(Records from a collection)
- - - - - - -

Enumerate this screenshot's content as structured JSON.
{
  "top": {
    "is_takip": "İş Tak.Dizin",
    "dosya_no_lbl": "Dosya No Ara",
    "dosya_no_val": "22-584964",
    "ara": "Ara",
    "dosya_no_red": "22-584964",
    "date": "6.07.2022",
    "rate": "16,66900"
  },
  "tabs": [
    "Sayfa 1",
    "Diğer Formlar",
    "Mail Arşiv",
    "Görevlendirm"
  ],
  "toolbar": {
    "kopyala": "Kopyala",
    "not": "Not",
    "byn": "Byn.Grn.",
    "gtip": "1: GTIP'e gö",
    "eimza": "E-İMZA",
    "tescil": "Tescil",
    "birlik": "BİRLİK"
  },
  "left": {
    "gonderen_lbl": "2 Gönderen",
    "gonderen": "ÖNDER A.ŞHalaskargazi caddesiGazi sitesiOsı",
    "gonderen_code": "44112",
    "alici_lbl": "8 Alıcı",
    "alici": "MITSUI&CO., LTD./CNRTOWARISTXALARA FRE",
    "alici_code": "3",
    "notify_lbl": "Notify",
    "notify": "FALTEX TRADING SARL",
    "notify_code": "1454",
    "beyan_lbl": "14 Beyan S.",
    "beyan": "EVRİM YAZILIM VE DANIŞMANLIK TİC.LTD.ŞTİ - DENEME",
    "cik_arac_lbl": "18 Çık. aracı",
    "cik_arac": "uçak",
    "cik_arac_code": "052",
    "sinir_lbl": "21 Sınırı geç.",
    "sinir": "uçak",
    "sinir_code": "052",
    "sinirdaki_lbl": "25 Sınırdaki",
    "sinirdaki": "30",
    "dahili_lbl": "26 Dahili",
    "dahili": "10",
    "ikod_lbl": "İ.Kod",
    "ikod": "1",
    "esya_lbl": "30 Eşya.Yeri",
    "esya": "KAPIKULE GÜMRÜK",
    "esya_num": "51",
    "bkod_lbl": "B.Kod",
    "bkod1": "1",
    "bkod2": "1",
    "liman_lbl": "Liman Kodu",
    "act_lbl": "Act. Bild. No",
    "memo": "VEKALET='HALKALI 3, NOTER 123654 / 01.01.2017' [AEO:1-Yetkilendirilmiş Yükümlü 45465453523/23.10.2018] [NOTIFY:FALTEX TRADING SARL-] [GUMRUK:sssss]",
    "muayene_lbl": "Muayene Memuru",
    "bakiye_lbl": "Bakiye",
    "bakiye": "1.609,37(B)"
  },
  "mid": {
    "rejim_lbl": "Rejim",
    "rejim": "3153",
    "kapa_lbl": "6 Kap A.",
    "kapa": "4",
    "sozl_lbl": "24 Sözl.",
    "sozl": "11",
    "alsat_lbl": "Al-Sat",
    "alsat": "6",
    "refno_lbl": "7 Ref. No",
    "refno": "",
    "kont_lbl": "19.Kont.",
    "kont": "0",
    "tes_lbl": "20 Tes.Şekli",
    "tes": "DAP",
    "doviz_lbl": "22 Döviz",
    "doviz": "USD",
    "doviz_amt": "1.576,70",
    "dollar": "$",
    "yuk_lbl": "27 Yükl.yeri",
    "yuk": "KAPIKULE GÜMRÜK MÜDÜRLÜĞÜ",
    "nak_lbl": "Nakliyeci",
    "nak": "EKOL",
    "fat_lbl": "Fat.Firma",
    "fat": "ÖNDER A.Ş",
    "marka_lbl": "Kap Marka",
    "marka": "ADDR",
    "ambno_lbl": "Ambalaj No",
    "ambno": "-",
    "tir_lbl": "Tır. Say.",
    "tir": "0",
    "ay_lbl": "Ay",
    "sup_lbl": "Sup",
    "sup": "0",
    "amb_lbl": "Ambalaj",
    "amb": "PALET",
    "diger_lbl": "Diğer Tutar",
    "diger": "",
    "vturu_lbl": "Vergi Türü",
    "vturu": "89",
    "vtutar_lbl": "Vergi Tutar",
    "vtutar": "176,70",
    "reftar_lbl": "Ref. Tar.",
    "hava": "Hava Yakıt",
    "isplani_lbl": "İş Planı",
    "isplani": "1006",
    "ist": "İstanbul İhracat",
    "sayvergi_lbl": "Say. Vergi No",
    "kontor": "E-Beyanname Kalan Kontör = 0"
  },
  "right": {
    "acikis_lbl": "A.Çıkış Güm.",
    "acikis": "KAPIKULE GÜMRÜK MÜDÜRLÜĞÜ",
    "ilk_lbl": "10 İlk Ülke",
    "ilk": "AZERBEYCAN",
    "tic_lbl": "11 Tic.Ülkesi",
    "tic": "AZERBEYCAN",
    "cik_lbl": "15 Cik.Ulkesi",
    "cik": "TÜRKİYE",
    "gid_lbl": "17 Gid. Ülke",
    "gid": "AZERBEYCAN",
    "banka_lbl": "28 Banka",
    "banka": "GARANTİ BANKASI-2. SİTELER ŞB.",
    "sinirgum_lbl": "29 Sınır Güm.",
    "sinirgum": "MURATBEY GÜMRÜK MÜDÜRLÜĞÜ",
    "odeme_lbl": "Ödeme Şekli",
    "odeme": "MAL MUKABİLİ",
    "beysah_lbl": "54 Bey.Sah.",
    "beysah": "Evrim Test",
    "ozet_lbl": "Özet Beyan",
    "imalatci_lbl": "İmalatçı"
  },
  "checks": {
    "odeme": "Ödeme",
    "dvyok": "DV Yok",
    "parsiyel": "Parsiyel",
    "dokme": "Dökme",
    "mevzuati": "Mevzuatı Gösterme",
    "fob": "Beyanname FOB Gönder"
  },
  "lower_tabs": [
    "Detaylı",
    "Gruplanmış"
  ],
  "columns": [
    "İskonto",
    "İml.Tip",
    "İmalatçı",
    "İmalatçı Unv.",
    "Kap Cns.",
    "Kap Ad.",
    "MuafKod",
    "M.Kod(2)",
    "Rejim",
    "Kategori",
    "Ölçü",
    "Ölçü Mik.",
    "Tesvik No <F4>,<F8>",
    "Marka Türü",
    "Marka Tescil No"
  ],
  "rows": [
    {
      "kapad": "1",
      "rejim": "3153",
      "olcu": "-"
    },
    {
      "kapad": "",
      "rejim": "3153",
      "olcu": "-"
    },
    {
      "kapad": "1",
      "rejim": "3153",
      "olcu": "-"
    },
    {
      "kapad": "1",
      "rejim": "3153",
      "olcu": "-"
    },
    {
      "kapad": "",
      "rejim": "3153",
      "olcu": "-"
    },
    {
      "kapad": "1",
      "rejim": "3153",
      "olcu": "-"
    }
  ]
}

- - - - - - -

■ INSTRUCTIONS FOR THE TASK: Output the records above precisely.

■ TASK RESULT:
Enumerate this screenshot's content as structured JSON.
{
  "top": {
    "is_takip": "İş Tak.Dizin",
    "dosya_no_lbl": "Dosya No Ara",
    "dosya_no_val": "22-584964",
    "ara": "Ara",
    "dosya_no_red": "22-584964",
    "date": "6.07.2022",
    "rate": "16,66900"
  },
  "tabs": [
    "Sayfa 1",
    "Diğer Formlar",
    "Mail Arşiv",
    "Görevlendirm"
  ],
  "toolbar": {
    "kopyala": "Kopyala",
    "not": "Not",
    "byn": "Byn.Grn.",
    "gtip": "1: GTIP'e gö",
    "eimza": "E-İMZA",
    "tescil": "Tescil",
    "birlik": "BİRLİK"
  },
  "left": {
    "gonderen_lbl": "2 Gönderen",
    "gonderen": "ÖNDER A.ŞHalaskargazi caddesiGazi sitesiOsı",
    "gonderen_code": "44112",
    "alici_lbl": "8 Alıcı",
    "alici": "MITSUI&CO., LTD./CNRTOWARISTXALARA FRE",
    "alici_code": "3",
    "notify_lbl": "Notify",
    "notify": "FALTEX TRADING SARL",
    "notify_code": "1454",
    "beyan_lbl": "14 Beyan S.",
    "beyan": "EVRİM YAZILIM VE DANIŞMANLIK TİC.LTD.ŞTİ - DENEME",
    "cik_arac_lbl": "18 Çık. aracı",
    "cik_arac": "uçak",
    "cik_arac_code": "052",
    "sinir_lbl": "21 Sınırı geç.",
    "sinir": "uçak",
    "sinir_code": "052",
    "sinirdaki_lbl": "25 Sınırdaki",
    "sinirdaki": "30",
    "dahili_lbl": "26 Dahili",
    "dahili": "10",
    "ikod_lbl": "İ.Kod",
    "ikod": "1",
    "esya_lbl": "30 Eşya.Yeri",
    "esya": "KAPIKULE GÜMRÜK",
    "esya_num": "51",
    "bkod_lbl": "B.Kod",
    "bkod1": "1",
    "bkod2": "1",
    "liman_lbl": "Liman Kodu",
    "act_lbl": "Act. Bild. No",
    "memo": "VEKALET='HALKALI 3, NOTER 123654 / 01.01.2017' [AEO:1-Yetkilendirilmiş Yükümlü 45465453523/23.10.2018] [NOTIFY:FALTEX TRADING SARL-] [GUMRUK:sssss]",
    "muayene_lbl": "Muayene Memuru",
    "bakiye_lbl": "Bakiye",
    "bakiye": "1.609,37(B)"
  },
  "mid": {
    "rejim_lbl": "Rejim",
    "rejim": "3153",
    "kapa_lbl": "6 Kap A.",
    "kapa": "4",
    "sozl_lbl": "24 Sözl.",
    "sozl": "11",
    "alsat_lbl": "Al-Sat",
    "alsat": "6",
    "refno_lbl": "7 Ref. No",
    "refno": "",
    "kont_lbl": "19.Kont.",
    "kont": "0",
    "tes_lbl": "20 Tes.Şekli",
    "tes": "DAP",
    "doviz_lbl": "22 Döviz",
    "doviz": "USD",
    "doviz_amt": "1.576,70",
    "dollar": "$",
    "yuk_lbl": "27 Yükl.yeri",
    "yuk": "KAPIKULE GÜMRÜK MÜDÜRLÜĞÜ",
    "nak_lbl": "Nakliyeci",
    "nak": "EKOL",
    "fat_lbl": "Fat.Firma",
    "fat": "ÖNDER A.Ş",
    "marka_lbl": "Kap Marka",
    "marka": "ADDR",
    "ambno_lbl": "Ambalaj No",
    "ambno": "-",
    "tir_lbl": "Tır. Say.",
    "tir": "0",
    "ay_lbl": "Ay",
    "sup_lbl": "Sup",
    "sup": "0",
    "amb_lbl": "Ambalaj",
    "amb": "PALET",
    "diger_lbl": "Diğer Tutar",
    "diger": "",
    "vturu_lbl": "Vergi Türü",
    "vturu": "89",
    "vtutar_lbl": "Vergi Tutar",
    "vtutar": "176,70",
    "reftar_lbl": "Ref. Tar.",
    "hava": "Hava Yakıt",
    "isplani_lbl": "İş Planı",
    "isplani": "1006",
    "ist": "İstanbul İhracat",
    "sayvergi_lbl": "Say. Vergi No",
    "kontor": "E-Beyanname Kalan Kontör = 0"
  },
  "right": {
    "acikis_lbl": "A.Çıkış Güm.",
    "acikis": "KAPIKULE GÜMRÜK MÜDÜRLÜĞÜ",
    "ilk_lbl": "10 İlk Ülke",
    "ilk": "AZERBEYCAN",
    "tic_lbl": "11 Tic.Ülkesi",
    "tic": "AZERBEYCAN",
    "cik_lbl": "15 Cik.Ulkesi",
    "cik": "TÜRKİYE",
    "gid_lbl": "17 Gid. Ülke",
    "gid": "AZERBEYCAN",
    "banka_lbl": "28 Banka",
    "banka": "GARANTİ BANKASI-2. SİTELER ŞB.",
    "sinirgum_lbl": "29 Sınır Güm.",
    "sinirgum": "MURATBEY GÜMRÜK MÜDÜRLÜĞÜ",
    "odeme_lbl": "Ödeme Şekli",
    "odeme": "MAL MUKABİLİ",
    "beysah_lbl": "54 Bey.Sah.",
    "beysah": "Evrim Test",
    "ozet_lbl": "Özet Beyan",
    "imalatci_lbl": "İmalatçı"
  },
  "checks": {
    "odeme": "Ödeme",
    "dvyok": "DV Yok",
    "parsiyel": "Parsiyel",
    "dokme": "Dökme",
    "mevzuati": "Mevzuatı Gösterme",
    "fob": "Beyanname FOB Gönder"
  },
  "lower_tabs": [
    "Detaylı",
    "Gruplanmış"
  ],
  "columns": [
    "İskonto",
    "İml.Tip",
    "İmalatçı",
    "İmalatçı Unv.",
    "Kap Cns.",
    "Kap Ad.",
    "MuafKod",
    "M.Kod(2)",
    "Rejim",
    "Kategori",
    "Ölçü",
    "Ölçü Mik.",
    "Tesvik No <F4>,<F8>",
    "Marka Türü",
    "Marka Tescil No"
  ],
  "rows": [
    {
      "kapad": "1",
      "rejim": "3153",
      "olcu": "-"
    },
    {
      "kapad": "",
      "rejim": "3153",
      "olcu": "-"
    },
    {
      "kapad": "1",
      "rejim": "3153",
      "olcu": "-"
    },
    {
      "kapad": "1",
      "rejim": "3153",
      "olcu": "-"
    },
    {
      "kapad": "",
      "rejim": "3153",
      "olcu": "-"
    },
    {
      "kapad": "1",
      "rejim": "3153",
      "olcu": "-"
    }
  ]
}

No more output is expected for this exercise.